Charles grinned in appreciation at my acting, and we sat down and planned our campaign.

Albert stayed for the sandwich and lemonade supper that was our usual Sunday night supper.

"Want to ride with us?" Papa invited him.

"No Sir, I want to walk. Can Charlie and Frankie go with me?" He looked hopefully at me.

"Frances will have to ride. She's already walked once today. You know she's still rather puny. (I had had Rheumatic fever several months before.) Charles may walk with you. You all better behave!" my mother answered.

We three exchanged grins as we separated.

We waited at the church door for them. I noticed that my parents exchanged only cool nods to the Johnsons. As we entered the church door, I saw Albert sneak the frog to Charles.

There was something so cool, quiet and comforting about that beautiful old church that we all always fell silent when we entered it's doors.

We entered our pew. The Johnson's pew was directly in front of us. Father sat next to the aisle. My youngest sister next, my mother, then me, and as a special mark of favor, I allowed Albert to sit between Charles and me.

After an opening prayer the Preacher asked, "Does anyone have a favorite Hymn they would like to sing tonight?" He often did this on Sunday night.

"Oh yes, Preacher," Mrs. Johnson chirped out before anyone else could speak. "Dwelling In Beulah Land. I feel as though I am tonight."

Albert and Charles snickered. My mother didn't shake her head as she usually did. She just stared straight ahead. Father cleared his throat.

"Let us all stand now and everyone join in, as we sing this beautiful old hymn."

You could hear Old Lady Johnson fairly screaming over everyone else. I longed to throw my hymn book at her, and pull the ugly red cherries off her silly old hat. I leaned against my mother. When we reached the last chorus, the old woman was waving her fan above her head. I bent across my mother to speak to my sister so that my body would shield Charles from sight as he put the frog in her seat. "Praise The Lord!" she exalted and sat down.

The poor frog gave a frightened leap and fell to the floor.

Suddenly, the quiet church was paralyzed in shock, as Mrs. Johnson's wild screams split the peacefulness. The Preacher came down towards her. "They did it, I know they did it," she yelled pointing at Charles and me. They put that awful thing in my seat. They are two of the meanest brats I ever saw!"

"What thing? I don't see a thing," my father quietly put in.

In all the confusion, Albert had quietly put the little frog back in his pocket. I gave him my sweetest smile.

Charles yelled out indignantly, "She's always saying mean things about Frankie and me ever since we sang Uncle Steven's song!"

I promptly leaned against my mother and burst into tears, as they led her still screaming from church. My mother put her arms around me, and I could feel her shaking.
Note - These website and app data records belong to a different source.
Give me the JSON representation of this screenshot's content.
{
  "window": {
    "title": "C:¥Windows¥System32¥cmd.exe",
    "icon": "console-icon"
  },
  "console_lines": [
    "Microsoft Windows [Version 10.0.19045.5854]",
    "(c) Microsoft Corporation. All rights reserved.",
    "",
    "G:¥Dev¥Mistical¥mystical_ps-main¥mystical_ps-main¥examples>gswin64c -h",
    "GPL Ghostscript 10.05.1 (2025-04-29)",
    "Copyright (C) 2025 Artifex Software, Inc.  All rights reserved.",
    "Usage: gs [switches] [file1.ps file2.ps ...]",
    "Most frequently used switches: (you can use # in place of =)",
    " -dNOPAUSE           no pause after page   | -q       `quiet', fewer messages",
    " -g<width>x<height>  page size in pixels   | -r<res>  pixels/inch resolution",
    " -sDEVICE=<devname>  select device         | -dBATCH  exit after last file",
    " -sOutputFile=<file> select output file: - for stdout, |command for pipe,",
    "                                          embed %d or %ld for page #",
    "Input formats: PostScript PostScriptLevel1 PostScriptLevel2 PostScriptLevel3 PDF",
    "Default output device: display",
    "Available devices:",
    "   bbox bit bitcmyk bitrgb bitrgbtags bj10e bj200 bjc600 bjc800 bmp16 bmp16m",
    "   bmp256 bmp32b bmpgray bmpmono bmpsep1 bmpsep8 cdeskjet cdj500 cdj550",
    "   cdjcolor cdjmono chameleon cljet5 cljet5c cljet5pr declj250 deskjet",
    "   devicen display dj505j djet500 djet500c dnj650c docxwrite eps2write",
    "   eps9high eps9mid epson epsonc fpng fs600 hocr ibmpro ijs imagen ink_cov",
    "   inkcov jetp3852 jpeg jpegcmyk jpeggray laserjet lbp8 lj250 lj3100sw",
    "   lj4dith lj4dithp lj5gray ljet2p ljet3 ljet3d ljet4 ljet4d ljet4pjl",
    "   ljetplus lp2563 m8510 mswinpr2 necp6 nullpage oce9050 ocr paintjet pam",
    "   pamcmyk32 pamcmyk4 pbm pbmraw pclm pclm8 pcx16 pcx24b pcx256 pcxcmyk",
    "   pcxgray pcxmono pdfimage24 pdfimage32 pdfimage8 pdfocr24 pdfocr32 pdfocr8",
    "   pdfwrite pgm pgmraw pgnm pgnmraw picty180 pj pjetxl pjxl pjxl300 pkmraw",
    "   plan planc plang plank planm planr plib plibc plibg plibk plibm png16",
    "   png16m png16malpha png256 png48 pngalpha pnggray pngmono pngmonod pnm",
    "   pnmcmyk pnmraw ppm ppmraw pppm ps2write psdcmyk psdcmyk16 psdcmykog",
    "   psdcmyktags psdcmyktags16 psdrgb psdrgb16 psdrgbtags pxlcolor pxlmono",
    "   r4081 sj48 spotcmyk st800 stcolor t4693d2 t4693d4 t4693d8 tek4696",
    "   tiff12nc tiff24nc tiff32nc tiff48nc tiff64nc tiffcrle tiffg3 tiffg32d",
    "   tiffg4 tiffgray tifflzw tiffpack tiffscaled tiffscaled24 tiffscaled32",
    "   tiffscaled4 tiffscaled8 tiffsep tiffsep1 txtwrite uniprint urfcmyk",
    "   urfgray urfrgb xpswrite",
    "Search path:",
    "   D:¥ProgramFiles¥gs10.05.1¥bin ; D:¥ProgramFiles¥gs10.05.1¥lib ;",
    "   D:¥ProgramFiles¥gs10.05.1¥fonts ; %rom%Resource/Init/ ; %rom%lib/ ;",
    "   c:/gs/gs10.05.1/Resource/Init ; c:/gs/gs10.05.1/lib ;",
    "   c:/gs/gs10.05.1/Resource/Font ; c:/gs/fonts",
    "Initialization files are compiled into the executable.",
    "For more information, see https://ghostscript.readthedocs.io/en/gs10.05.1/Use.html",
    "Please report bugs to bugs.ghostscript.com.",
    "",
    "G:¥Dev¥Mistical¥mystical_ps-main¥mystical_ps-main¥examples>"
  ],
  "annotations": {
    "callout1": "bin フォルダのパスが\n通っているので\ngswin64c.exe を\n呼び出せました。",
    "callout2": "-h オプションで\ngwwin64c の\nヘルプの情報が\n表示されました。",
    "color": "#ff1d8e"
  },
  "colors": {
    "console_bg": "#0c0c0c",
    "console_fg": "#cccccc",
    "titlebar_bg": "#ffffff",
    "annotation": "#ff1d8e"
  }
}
She wasn't fooled one bit, and she didn't care!

The Preacher patted my head and peeping around, I saw the strange look he and my mother exchanged.

He walked back to the front of the church and said, "You are all dismissed with God's Blessing. Shake hands with everyone and come back Sunday morning. My text will be from Matthew's Gospel... "Suffer the little children to come unto me, for of such is the kingdom of Heaven. It would be better a mill stone to be hung around your neck than to offend one of them!"

He walked swiftly out with his shoulders shaking, and a strange twitching around his mouth.